If they are components listed in S4.1, or if they are within 13 mm of a surface of and incorporated into such components, they would be subject to FMVSS No. 302.
Delphis Interior Electronics and Switch Components
Your letter also described certain Delphi electronics and switches that are exposed to the occupant compartment airspace. You stated that they are not specifically called out in Section 4.1 and are not designed to absorb energy on contact by occupants in the event of a crash. You asked that we confirm that these types of electronics and switches are excluded from the FMVSS302 requirement. As discussed below, some of these electronics and switches would be subject to the standard.
1) Interior display monitors
The picture included with your letter for this question shows the interior of a vehicle from the rear, looking toward the front. Interior display monitors are depicted installed in the front dash, in both head restraints for the front seats, and in the vehicle ceiling (a drop- or fold-down monitor). As discussed above, if the monitor is within 13 millimeters of and incorporated into a listed component, we would consider it subject to FMVSS No. 302s flammability requirements. Head restraints and the front dash are components subject to the standard. Based on your picture, it would therefore appear that display monitors embedded in head restraints and the front dash are subject to the flammability requirements, but drop-down monitors or those installed in the ceiling would not be.
2) Door trim mounted switches

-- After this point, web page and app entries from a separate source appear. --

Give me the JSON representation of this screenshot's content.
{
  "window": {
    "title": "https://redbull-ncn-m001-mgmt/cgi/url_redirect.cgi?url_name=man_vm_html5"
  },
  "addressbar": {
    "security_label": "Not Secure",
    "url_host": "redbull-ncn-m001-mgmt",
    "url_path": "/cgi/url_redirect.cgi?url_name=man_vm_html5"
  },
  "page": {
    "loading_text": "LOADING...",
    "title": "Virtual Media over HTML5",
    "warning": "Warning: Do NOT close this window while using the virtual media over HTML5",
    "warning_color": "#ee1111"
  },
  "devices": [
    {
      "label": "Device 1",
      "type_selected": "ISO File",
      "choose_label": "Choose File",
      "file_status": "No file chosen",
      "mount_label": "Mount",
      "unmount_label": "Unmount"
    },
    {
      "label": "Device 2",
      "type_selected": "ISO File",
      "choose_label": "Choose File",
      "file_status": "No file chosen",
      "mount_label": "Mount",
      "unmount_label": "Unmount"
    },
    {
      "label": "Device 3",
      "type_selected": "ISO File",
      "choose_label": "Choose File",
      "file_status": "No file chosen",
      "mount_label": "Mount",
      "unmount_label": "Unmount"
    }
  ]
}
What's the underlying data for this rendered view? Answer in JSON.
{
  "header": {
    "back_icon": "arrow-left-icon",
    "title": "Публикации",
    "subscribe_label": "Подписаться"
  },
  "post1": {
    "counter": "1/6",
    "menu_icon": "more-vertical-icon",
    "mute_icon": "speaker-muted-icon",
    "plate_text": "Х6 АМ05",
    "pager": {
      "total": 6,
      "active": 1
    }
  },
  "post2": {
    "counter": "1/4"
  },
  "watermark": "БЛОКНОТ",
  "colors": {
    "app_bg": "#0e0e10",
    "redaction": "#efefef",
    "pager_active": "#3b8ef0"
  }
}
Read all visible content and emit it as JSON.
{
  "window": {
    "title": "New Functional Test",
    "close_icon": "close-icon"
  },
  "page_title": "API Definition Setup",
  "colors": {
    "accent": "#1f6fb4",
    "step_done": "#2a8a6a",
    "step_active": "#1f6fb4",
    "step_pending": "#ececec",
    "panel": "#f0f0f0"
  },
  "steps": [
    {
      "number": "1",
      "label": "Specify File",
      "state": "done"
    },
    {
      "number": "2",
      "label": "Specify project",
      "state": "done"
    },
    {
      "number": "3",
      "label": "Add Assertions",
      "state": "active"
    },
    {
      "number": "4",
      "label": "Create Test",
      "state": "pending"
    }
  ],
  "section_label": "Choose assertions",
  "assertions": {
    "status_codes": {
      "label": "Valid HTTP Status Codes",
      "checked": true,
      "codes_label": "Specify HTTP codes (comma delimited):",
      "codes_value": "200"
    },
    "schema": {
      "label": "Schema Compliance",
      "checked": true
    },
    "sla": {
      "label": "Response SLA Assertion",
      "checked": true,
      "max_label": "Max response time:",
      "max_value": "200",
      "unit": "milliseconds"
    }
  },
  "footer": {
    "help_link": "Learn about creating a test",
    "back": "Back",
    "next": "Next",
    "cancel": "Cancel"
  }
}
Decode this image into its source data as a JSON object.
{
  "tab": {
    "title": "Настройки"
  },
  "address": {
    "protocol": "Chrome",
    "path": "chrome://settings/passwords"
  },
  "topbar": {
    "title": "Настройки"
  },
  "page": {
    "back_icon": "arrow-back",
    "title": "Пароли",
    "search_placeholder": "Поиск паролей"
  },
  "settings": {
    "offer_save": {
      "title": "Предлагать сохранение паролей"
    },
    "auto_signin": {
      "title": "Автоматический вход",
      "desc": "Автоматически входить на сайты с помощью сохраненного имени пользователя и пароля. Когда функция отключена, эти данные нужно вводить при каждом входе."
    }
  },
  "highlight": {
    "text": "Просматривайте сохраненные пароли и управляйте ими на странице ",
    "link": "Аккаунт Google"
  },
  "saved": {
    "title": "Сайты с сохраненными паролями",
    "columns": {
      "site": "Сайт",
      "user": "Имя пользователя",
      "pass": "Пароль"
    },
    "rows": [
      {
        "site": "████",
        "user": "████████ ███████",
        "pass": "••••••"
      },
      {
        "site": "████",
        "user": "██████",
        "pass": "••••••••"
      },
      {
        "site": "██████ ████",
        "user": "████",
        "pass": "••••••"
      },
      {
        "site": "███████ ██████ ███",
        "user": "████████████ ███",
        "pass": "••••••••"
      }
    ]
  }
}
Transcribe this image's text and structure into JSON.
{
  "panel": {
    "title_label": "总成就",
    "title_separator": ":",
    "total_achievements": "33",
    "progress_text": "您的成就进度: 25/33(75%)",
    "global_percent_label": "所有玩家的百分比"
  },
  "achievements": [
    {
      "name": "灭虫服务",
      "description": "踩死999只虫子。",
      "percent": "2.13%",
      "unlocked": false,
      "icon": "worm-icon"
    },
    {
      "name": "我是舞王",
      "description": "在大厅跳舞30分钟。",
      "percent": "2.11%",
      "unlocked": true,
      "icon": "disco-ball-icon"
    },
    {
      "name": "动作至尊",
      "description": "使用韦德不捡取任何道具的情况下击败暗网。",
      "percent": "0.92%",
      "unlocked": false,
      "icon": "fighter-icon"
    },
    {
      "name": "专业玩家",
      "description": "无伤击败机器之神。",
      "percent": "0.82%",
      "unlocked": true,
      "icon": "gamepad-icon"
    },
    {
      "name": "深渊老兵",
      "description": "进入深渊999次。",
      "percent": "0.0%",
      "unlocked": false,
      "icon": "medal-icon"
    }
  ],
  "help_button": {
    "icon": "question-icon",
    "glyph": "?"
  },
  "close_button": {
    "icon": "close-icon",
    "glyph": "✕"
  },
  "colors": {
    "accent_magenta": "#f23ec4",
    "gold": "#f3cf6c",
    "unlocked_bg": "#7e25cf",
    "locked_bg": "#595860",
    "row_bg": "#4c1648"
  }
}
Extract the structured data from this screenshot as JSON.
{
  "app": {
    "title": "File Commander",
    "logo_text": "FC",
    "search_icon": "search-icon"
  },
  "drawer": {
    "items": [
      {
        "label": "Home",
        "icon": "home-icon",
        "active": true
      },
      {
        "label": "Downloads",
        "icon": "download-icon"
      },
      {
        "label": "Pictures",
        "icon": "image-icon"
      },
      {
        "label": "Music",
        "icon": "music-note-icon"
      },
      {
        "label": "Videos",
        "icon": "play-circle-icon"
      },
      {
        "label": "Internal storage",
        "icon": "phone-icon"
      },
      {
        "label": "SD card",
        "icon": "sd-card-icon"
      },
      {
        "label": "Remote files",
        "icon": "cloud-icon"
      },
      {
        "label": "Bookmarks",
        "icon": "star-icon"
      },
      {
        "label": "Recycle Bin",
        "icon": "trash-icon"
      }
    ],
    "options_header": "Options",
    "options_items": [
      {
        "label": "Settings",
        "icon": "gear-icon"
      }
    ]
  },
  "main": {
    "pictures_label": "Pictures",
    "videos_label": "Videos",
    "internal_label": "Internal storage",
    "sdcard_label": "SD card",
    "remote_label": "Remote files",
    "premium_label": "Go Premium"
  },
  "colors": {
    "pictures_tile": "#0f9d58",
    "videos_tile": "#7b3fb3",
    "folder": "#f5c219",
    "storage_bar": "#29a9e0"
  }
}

The picture included for this question shows what appears to be the front drivers side door viewed from inside the vehicle, and depicts the door trim with embedded door release handle and various mounted switches. We would consider the switches to be incorporated into the door trim; therefore, if they are within 13 mm of the door trim surface, which they appear to be, we would consider them subject to the flammability requirements.
3) Steering wheel mounted switches
The picture included for this question shows a close-up view of the front surface of a steering wheel, and depicts several switches embedded in the center panel of the steering wheel, close to the outer curved section. Because a steering wheel is designed to include padding elements that absorb energy in the event of a crash, we would consider switches mounted in it to be subject to FMVSS No. 302s flammability requirements.
If you have any further questions, please feel free to contact Rebecca Schade of my staff at (202) 366-2992.
Anthony M. Cooke